According to documents filed in the case, Mortazavi-Koupai admitted that he personally purchased, or directed others to purchase, numerous vehicles at automobile auctions with notification that such vehicles had previously sustained substantial structural damage to the frame or the unibody. These auto auctions required selling dealers to provide notification to purchasing dealers that a motor vehicle had previously sustained frame damage or unibody damage, which indicate structural damage.

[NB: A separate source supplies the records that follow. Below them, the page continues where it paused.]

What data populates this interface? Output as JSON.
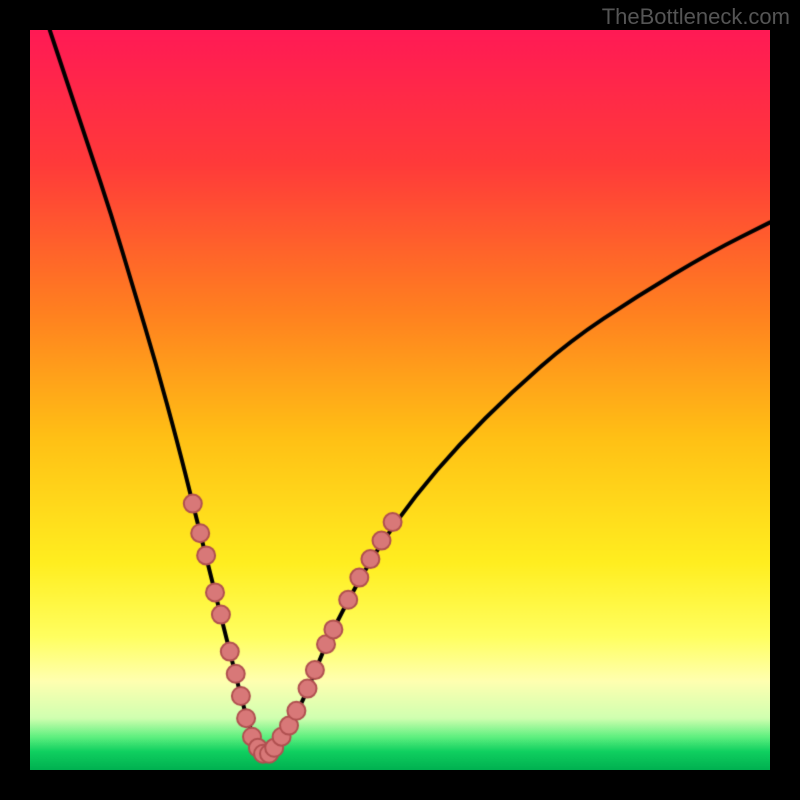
{
  "watermark": "TheBottleneck.com",
  "colors": {
    "top": "#ff2050",
    "upper_mid": "#ff5030",
    "mid": "#ffc020",
    "lower_mid": "#ffff40",
    "pale": "#ffffc0",
    "green": "#10e060",
    "black_frame": "#000000",
    "curve": "#000000",
    "dot_fill": "#d87878",
    "dot_stroke": "#b05050"
  },
  "chart_data": {
    "type": "line",
    "title": "",
    "xlabel": "",
    "ylabel": "",
    "xlim": [
      0,
      100
    ],
    "ylim": [
      0,
      100
    ],
    "legend": [],
    "annotations": [],
    "series": [
      {
        "name": "curve",
        "x": [
          2,
          5,
          8,
          11,
          14,
          17,
          20,
          22,
          24,
          25.5,
          27,
          28,
          29,
          30,
          31,
          32,
          33,
          34,
          36,
          38,
          40,
          43,
          47,
          52,
          58,
          65,
          73,
          82,
          92,
          100
        ],
        "y": [
          102,
          93,
          84,
          75,
          65,
          55,
          44,
          36,
          28,
          22,
          16,
          12,
          8,
          5,
          3,
          2,
          2.5,
          4,
          7.5,
          12,
          17,
          23,
          30,
          37,
          44,
          51,
          58,
          64,
          70,
          74
        ]
      }
    ],
    "dots": [
      {
        "x": 22.0,
        "y": 36
      },
      {
        "x": 23.0,
        "y": 32
      },
      {
        "x": 23.8,
        "y": 29
      },
      {
        "x": 25.0,
        "y": 24
      },
      {
        "x": 25.8,
        "y": 21
      },
      {
        "x": 27.0,
        "y": 16
      },
      {
        "x": 27.8,
        "y": 13
      },
      {
        "x": 28.5,
        "y": 10
      },
      {
        "x": 29.2,
        "y": 7
      },
      {
        "x": 30.0,
        "y": 4.5
      },
      {
        "x": 30.8,
        "y": 3
      },
      {
        "x": 31.5,
        "y": 2.2
      },
      {
        "x": 32.3,
        "y": 2.2
      },
      {
        "x": 33.0,
        "y": 3
      },
      {
        "x": 34.0,
        "y": 4.5
      },
      {
        "x": 35.0,
        "y": 6
      },
      {
        "x": 36.0,
        "y": 8
      },
      {
        "x": 37.5,
        "y": 11
      },
      {
        "x": 38.5,
        "y": 13.5
      },
      {
        "x": 40.0,
        "y": 17
      },
      {
        "x": 41.0,
        "y": 19
      },
      {
        "x": 43.0,
        "y": 23
      },
      {
        "x": 44.5,
        "y": 26
      },
      {
        "x": 46.0,
        "y": 28.5
      },
      {
        "x": 47.5,
        "y": 31
      },
      {
        "x": 49.0,
        "y": 33.5
      }
    ],
    "gradient_stops": [
      {
        "offset": 0.0,
        "color": "#ff1a55"
      },
      {
        "offset": 0.18,
        "color": "#ff3a3a"
      },
      {
        "offset": 0.38,
        "color": "#ff8020"
      },
      {
        "offset": 0.55,
        "color": "#ffc015"
      },
      {
        "offset": 0.72,
        "color": "#ffee20"
      },
      {
        "offset": 0.82,
        "color": "#ffff60"
      },
      {
        "offset": 0.88,
        "color": "#ffffb0"
      },
      {
        "offset": 0.93,
        "color": "#d0ffb0"
      },
      {
        "offset": 0.955,
        "color": "#60f080"
      },
      {
        "offset": 0.975,
        "color": "#10d060"
      },
      {
        "offset": 1.0,
        "color": "#00b050"
      }
    ]
  }
}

Mortazavi-Koupai admitted that on a substantial number of occasions, after purchasing vehicles with notification that the vehicles had structural damage, his dealership sold such vehicles without disclosing the damage to purchasers.

In connection with the plea, Mortazavi-Koupai also admitted that he purchased vehicles with inaccurate odometers. Federal law requires that, in connection with the sale of a motor vehicle, the seller must disclose the mileage to the purchaser in writing and sign the written disclosure. In addition, the seller must certify that the odometer reading reflects the actual mileage, or, if the transferor knows that the odometer reading reflects the amount of mileage in excess of the designed mechanical odometer limit, he will include a statement to that effect. If the transferor knows that the odometer reading differs from the mileage and that the difference is greater than that caused by odometer calibration error, he will include a statement that the odometer reading does not reflect the actual mileage, and should not be relied upon. Mortazavi-Koupai admitted that on a substantial number of occasions, after purchasing vehicles with certifications from previous owners that the odometer was inaccurate, his dealership sold vehicles with a certification made on behalf of his dealership that the vehicles’ odometers were accurate, when in fact they were not.

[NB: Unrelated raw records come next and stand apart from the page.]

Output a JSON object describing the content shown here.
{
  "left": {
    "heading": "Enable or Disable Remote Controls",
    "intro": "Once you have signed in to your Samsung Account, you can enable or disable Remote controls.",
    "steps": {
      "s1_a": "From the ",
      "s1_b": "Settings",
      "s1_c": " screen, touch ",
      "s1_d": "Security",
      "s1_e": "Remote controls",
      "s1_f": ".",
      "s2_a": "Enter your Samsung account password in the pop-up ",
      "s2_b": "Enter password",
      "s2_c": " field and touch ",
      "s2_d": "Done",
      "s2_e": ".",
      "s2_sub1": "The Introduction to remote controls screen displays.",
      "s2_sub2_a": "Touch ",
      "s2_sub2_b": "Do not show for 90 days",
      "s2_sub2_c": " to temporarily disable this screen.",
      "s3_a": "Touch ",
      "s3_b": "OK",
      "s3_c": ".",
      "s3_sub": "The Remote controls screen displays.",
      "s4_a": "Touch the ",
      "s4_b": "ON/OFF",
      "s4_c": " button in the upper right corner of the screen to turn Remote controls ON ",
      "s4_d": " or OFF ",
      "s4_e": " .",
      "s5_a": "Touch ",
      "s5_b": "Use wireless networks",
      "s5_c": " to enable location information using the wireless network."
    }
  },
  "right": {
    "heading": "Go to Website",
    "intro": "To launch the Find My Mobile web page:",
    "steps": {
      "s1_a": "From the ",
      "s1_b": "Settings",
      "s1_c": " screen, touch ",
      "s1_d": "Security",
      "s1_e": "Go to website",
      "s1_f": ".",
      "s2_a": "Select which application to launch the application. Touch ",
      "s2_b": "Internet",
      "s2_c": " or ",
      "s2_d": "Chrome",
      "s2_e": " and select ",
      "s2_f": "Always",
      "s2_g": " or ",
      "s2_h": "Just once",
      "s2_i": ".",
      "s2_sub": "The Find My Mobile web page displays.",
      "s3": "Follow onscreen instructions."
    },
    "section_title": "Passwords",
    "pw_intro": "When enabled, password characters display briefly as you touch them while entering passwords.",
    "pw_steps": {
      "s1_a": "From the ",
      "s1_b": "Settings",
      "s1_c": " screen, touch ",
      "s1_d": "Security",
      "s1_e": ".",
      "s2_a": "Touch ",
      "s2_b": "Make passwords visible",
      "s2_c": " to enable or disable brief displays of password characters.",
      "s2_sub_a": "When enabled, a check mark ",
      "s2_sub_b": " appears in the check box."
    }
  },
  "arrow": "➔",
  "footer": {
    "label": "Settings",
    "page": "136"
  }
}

9/18/08 Update:

On January 18, 2008, Defendant Massoud Mortazavi-Koupai, the owner of Interfirst Leasing and DFW Remarketing in Dallas, Texas, pled guilty before U.S. Chief District Judge Sidney A. Fitzwater to one count of false odometer disclosure. Following the Mortazavi-Koupai’s plea of guilty, the Court imposed on April 28, 2008, a sentence of 36 months imprisonment to be followed by one (1) year of supervised release. The sentence was that agreed to in the plea agreement by the Defendant.

On July 2, 2008, the Court awarded $732,162.13 in restitution to the "identified victims" of Mortazavi-Koupai’s fraud.

Under federal law, restitution is ordered in criminal cases, in general, on the basis of losses a defendant causes and without regard to the defendant’s ability to pay the restitution. See 18 U.S.C. § 3664 (f)(1)(A), which provides: "In each order of restitution, the court shall order restitution to each victim in the full amount of each victim’s losses as determined by the court and without consideration of the economic circumstances of the defendant." Any payments made by the defendant will go to the Court and will then be shared among victims. Any amount due a victim shall be reduced by any amount the victim recovers for the same loss from any other source.